In October, the UK is set to mark Cyber Security Awareness Month which marks the 10-year anniversary of this major campaign.
The campaign first launched in 2012 and is dedicated to raising awareness of cyber resilience and how individuals and businesses across the country can best protect themselves against cybercrime.
Cybercrime cost the national economy; it costs organisations time, money, reputation, confidence, and customers. This year, in the South East region alone, cyber crimes reported to Action Fraud have amounted in total losses of £376,000.
To support Cyber Security Awareness Month, The Cyber Resilience Centre for the South East (SECRC) and the wider CRC network will be releasing a number of helpful resources and guidance materials that follow #CyberSecMonth’s two themes which are Phishing and Ransomware.

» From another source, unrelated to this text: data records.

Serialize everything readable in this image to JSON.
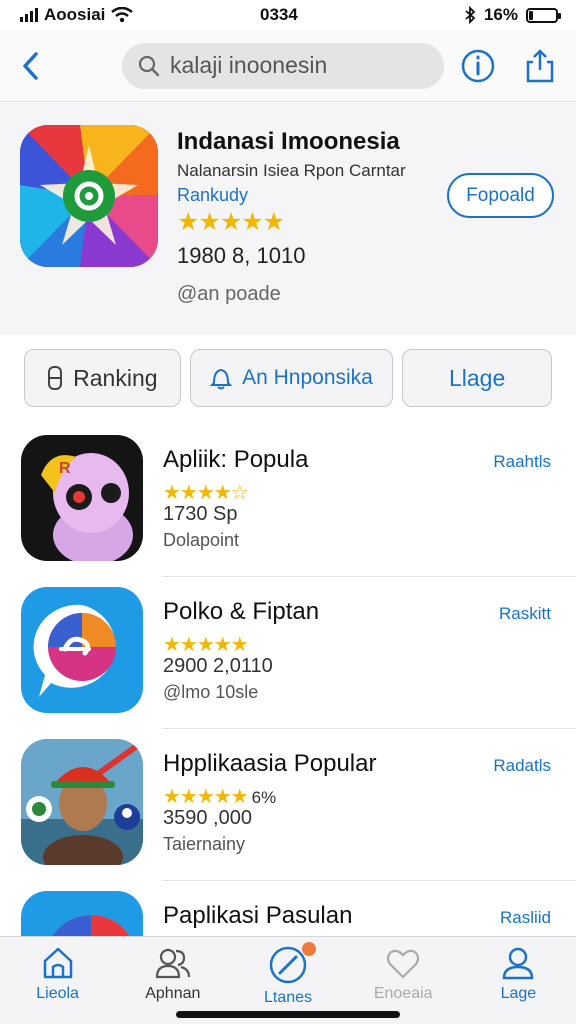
{
  "status": {
    "carrier": "Aoosiai",
    "time": "0334",
    "battery_text": "16%",
    "battery_level": 0.16
  },
  "nav": {
    "search_text": "kalaji inoonesin"
  },
  "featured": {
    "title": "Indanasi Imoonesia",
    "subtitle": "Nalanarsin Isiea Rpon Carntar",
    "category": "Rankudy",
    "rating": 5,
    "rating_count": "1980  8, 1010",
    "note": "@an poade",
    "button_label": "Fopoald"
  },
  "chips": [
    {
      "label": "Ranking",
      "icon": "bookmark-icon"
    },
    {
      "label": "An Hnponsika",
      "icon": "bell-icon"
    },
    {
      "label": "Llage"
    }
  ],
  "apps": [
    {
      "title": "Apliik: Popula",
      "rating": 4.5,
      "stars_text": "★★★★☆",
      "count": "1730 Sp",
      "note": "Dolapoint",
      "action": "Raahtls",
      "icon": "cartoon-creature-icon"
    },
    {
      "title": "Polko & Fiptan",
      "rating": 5,
      "stars_text": "★★★★★",
      "count": "2900 2,0110",
      "note": "@lmo 10sle",
      "action": "Raskitt",
      "icon": "chat-bubble-icon"
    },
    {
      "title": "Hpplikaasia Popular",
      "rating": 5,
      "stars_text": "★★★★★",
      "stars_extra": "6%",
      "count": "3590 ,000",
      "note": "Taiernainy",
      "action": "Radatls",
      "icon": "game-character-icon"
    },
    {
      "title": "Paplikasi Pasulan",
      "action": "Rasliid",
      "icon": "colorful-app-icon"
    }
  ],
  "tabs": [
    {
      "label": "Lieola",
      "icon": "home-icon",
      "active": true
    },
    {
      "label": "Aphnan",
      "icon": "people-icon",
      "active": false
    },
    {
      "label": "Ltanes",
      "icon": "compass-icon",
      "active": true,
      "badge": true
    },
    {
      "label": "Enoeaia",
      "icon": "heart-icon",
      "active": false
    },
    {
      "label": "Lage",
      "icon": "person-icon",
      "active": true
    }
  ],
  "colors": {
    "accent": "#1a73c9",
    "star": "#f2b705",
    "badge": "#f07a3c"
  }
}
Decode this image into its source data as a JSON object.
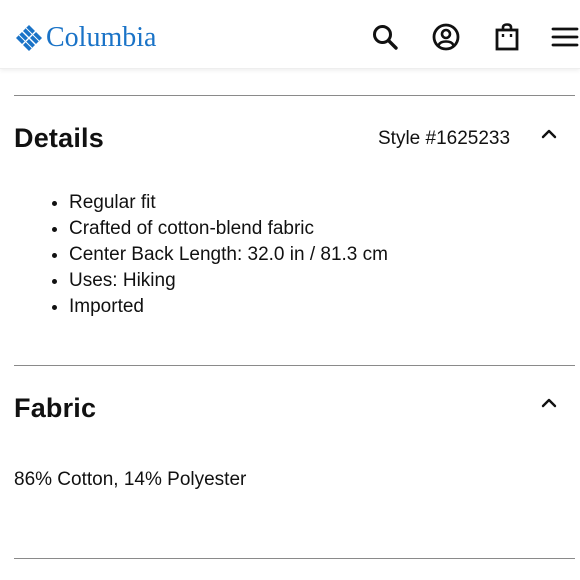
{
  "header": {
    "brand": "Columbia",
    "brand_color": "#1a73c7",
    "icons": [
      "search-icon",
      "account-icon",
      "shopping-bag-icon",
      "menu-icon"
    ]
  },
  "details": {
    "title": "Details",
    "style_number": "Style #1625233",
    "toggle_icon": "chevron-up-icon",
    "bullets": [
      "Regular fit",
      "Crafted of cotton-blend fabric",
      "Center Back Length: 32.0 in / 81.3 cm",
      "Uses: Hiking",
      "Imported"
    ]
  },
  "fabric": {
    "title": "Fabric",
    "toggle_icon": "chevron-up-icon",
    "content": "86% Cotton, 14% Polyester"
  }
}
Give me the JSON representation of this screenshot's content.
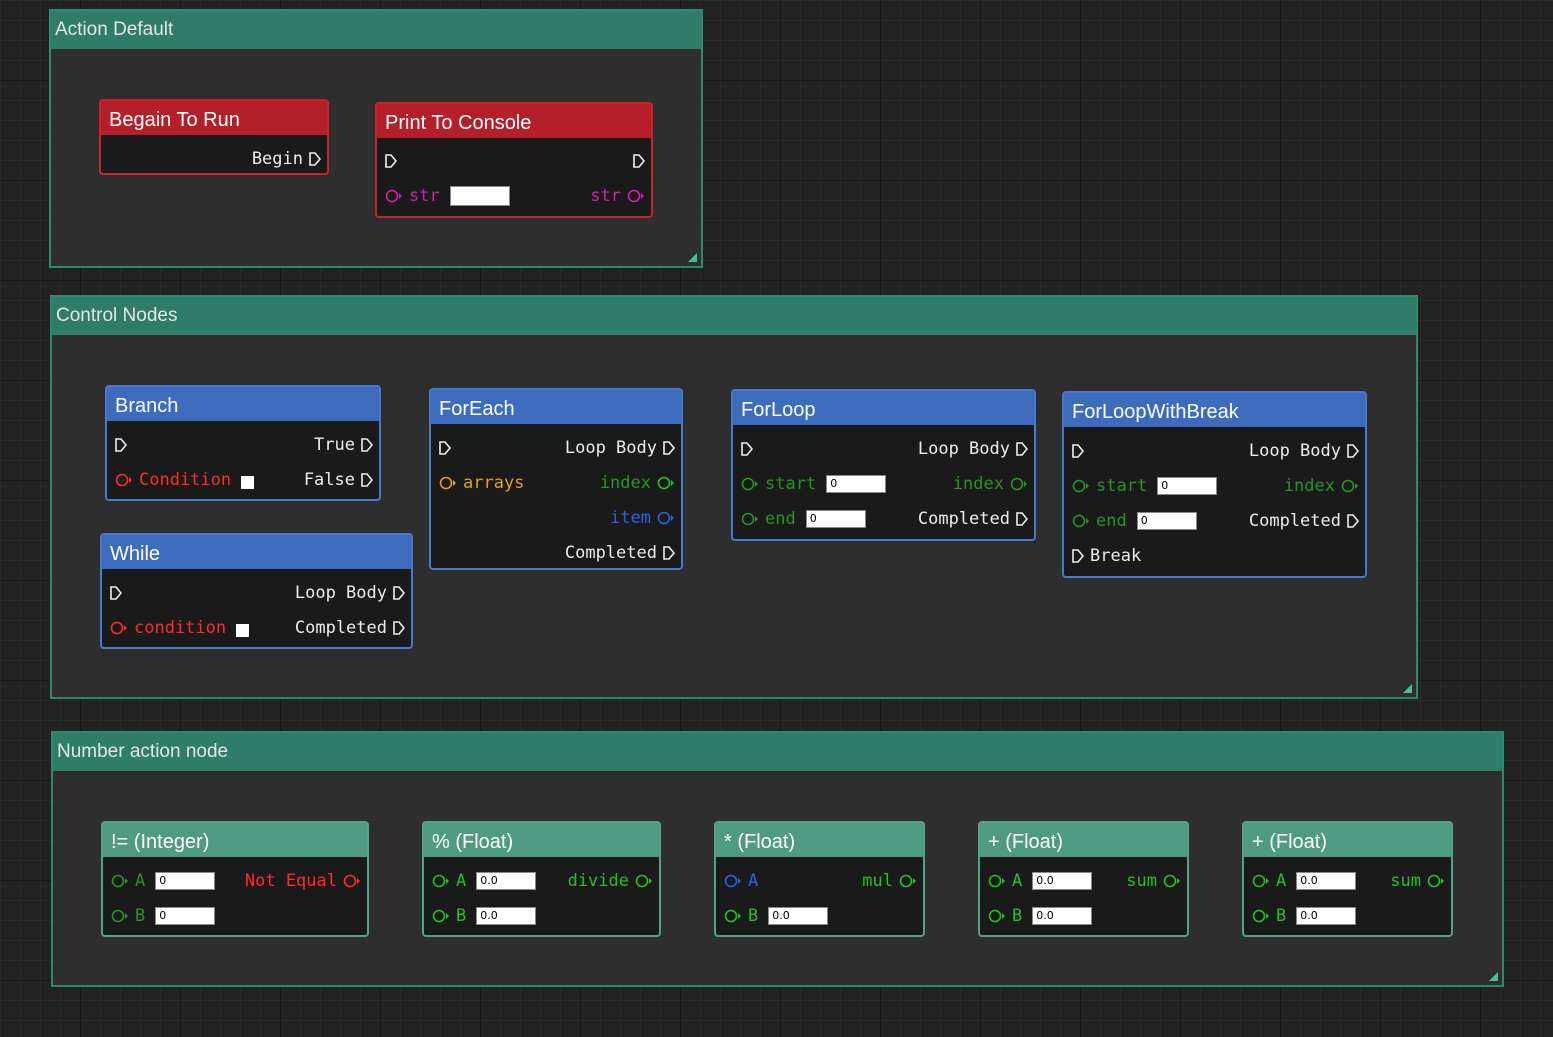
{
  "groups": {
    "action_default": {
      "title": "Action Default"
    },
    "control_nodes": {
      "title": "Control Nodes"
    },
    "number_action": {
      "title": "Number action node"
    }
  },
  "nodes": {
    "begin": {
      "title": "Begain To Run",
      "begin_label": "Begin"
    },
    "print": {
      "title": "Print To Console",
      "str_in": "str",
      "str_out": "str",
      "str_value": ""
    },
    "branch": {
      "title": "Branch",
      "true_label": "True",
      "false_label": "False",
      "condition_label": "Condition"
    },
    "while": {
      "title": "While",
      "loop_body": "Loop Body",
      "completed": "Completed",
      "condition_label": "condition"
    },
    "foreach": {
      "title": "ForEach",
      "loop_body": "Loop Body",
      "arrays": "arrays",
      "index": "index",
      "item": "item",
      "completed": "Completed"
    },
    "forloop": {
      "title": "ForLoop",
      "loop_body": "Loop Body",
      "start": "start",
      "start_value": "0",
      "index": "index",
      "end": "end",
      "end_value": "0",
      "completed": "Completed"
    },
    "forloopbreak": {
      "title": "ForLoopWithBreak",
      "loop_body": "Loop Body",
      "start": "start",
      "start_value": "0",
      "index": "index",
      "end": "end",
      "end_value": "0",
      "completed": "Completed",
      "break": "Break"
    },
    "neq": {
      "title": "!= (Integer)",
      "a": "A",
      "a_value": "0",
      "b": "B",
      "b_value": "0",
      "out": "Not Equal"
    },
    "mod": {
      "title": "% (Float)",
      "a": "A",
      "a_value": "0.0",
      "b": "B",
      "b_value": "0.0",
      "out": "divide"
    },
    "mul": {
      "title": "* (Float)",
      "a": "A",
      "b": "B",
      "b_value": "0.0",
      "out": "mul"
    },
    "add1": {
      "title": "+ (Float)",
      "a": "A",
      "a_value": "0.0",
      "b": "B",
      "b_value": "0.0",
      "out": "sum"
    },
    "add2": {
      "title": "+ (Float)",
      "a": "A",
      "a_value": "0.0",
      "b": "B",
      "b_value": "0.0",
      "out": "sum"
    }
  },
  "colors": {
    "group_header": "#2f7d69",
    "event_node": "#b51f2a",
    "control_node": "#3d6cbf",
    "math_node": "#4f9a82",
    "string_pin": "#d01fb0",
    "bool_pin": "#ff2a2a",
    "array_pin": "#e1a21c",
    "int_pin": "#23c21f",
    "object_pin": "#2a63e6"
  }
}
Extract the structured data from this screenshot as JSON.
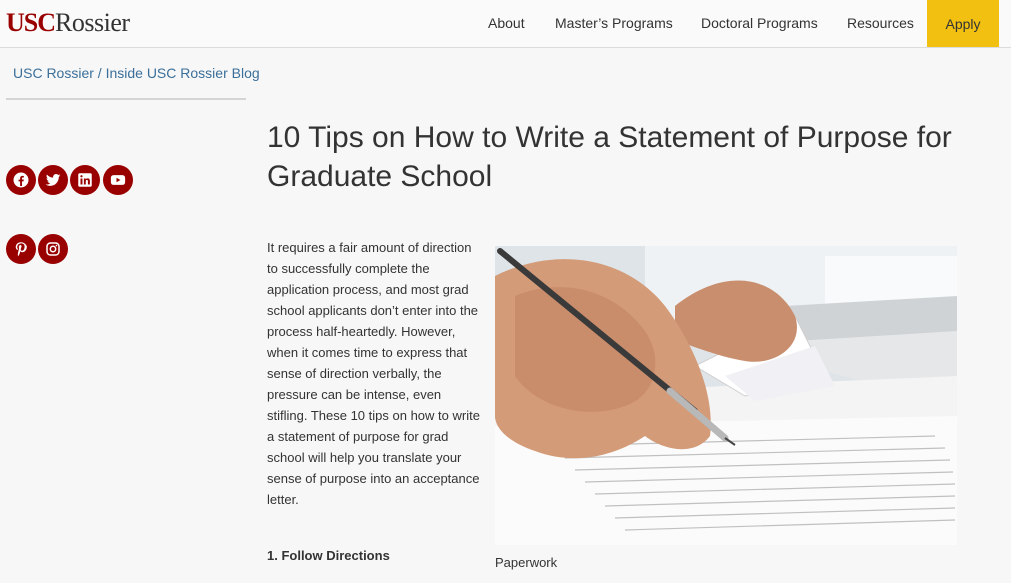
{
  "header": {
    "logo_usc": "USC",
    "logo_rossier": "Rossier",
    "nav": [
      "About",
      "Master’s Programs",
      "Doctoral Programs",
      "Resources"
    ],
    "apply_label": "Apply"
  },
  "breadcrumb": {
    "home": "USC Rossier",
    "separator": " / ",
    "current": "Inside USC Rossier Blog"
  },
  "social_icons": [
    "facebook-icon",
    "twitter-icon",
    "linkedin-icon",
    "youtube-icon",
    "pinterest-icon",
    "instagram-icon"
  ],
  "article": {
    "title": "10 Tips on How to Write a Statement of Purpose for Graduate School",
    "intro": "It requires a fair amount of direction to successfully complete the application process, and most grad school applicants don’t enter into the process half-heartedly. However, when it comes time to express that sense of direction verbally, the pressure can be intense, even stifling. These 10 tips on how to write a statement of purpose for grad school will help you translate your sense of purpose into an acceptance letter.",
    "first_tip": "1. Follow Directions",
    "image_caption": "Paperwork"
  },
  "colors": {
    "brand_red": "#990000",
    "apply_gold": "#f2c011",
    "link_blue": "#3a6f9a"
  }
}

This follows a recent Government survey, where it was revealed that of the 39% of UK businesses who identified an attack, the most common type was phishing attempts (83%). Phishing attempts occur when hackers attempt to steal data from an individual or organisation that receives a fraudulent email, text message, or phone call.
Detective Superintendent Andy Richardson, Director of The Cyber Resilience Centre for the South East and lead for the Cyber and Economic Crime within South East Regional Organised Crime Unit, said:
“During my policing career, I’ve unfortunately experienced first-hand the devastating effects that cybercrime can have on businesses and charities, regardless of their size, annual turnover or the sector in which they are from.
“Cyber-attacks have the ability to completely destroy businesses and charities. With particular charities, cyber-attacks can lead to victims’ lives being put at stake. I appreciate that this is frightening to hear, but it’s the ugly truth behind cybercrime.
“The good news is that through our free membership and campaigns such as Cyber Security Awareness Month, we are able to raise awareness of the very basic steps that little or large businesses and charities can take to secure themselves. It really can be as simple as turning on certain settings on your devices, which form a key much like you would use to lock your front door.”
Nick Bell, Detective Superintendent and CEO of NCRCG and National Policing Director for the CRCs, said:
“At NCRCG we are very much looking forward to the upcoming Cyber Security Awareness Month. It promises to highlight the vital importance of building our nation’s cyber resilience, as well as the significant work our CRC network and National Ambassadors are doing to support this drive.
“Likewise, we hope that the initiative will showcase – both nationally and globally – how seriously those with a responsibility for tackling cybercrime in the UK are taking the issue. It is something that is being prioritised by police, the government and our country’s largest organisations so that together, we can ensure the UK remains an attractive and safe place to work and invest in.”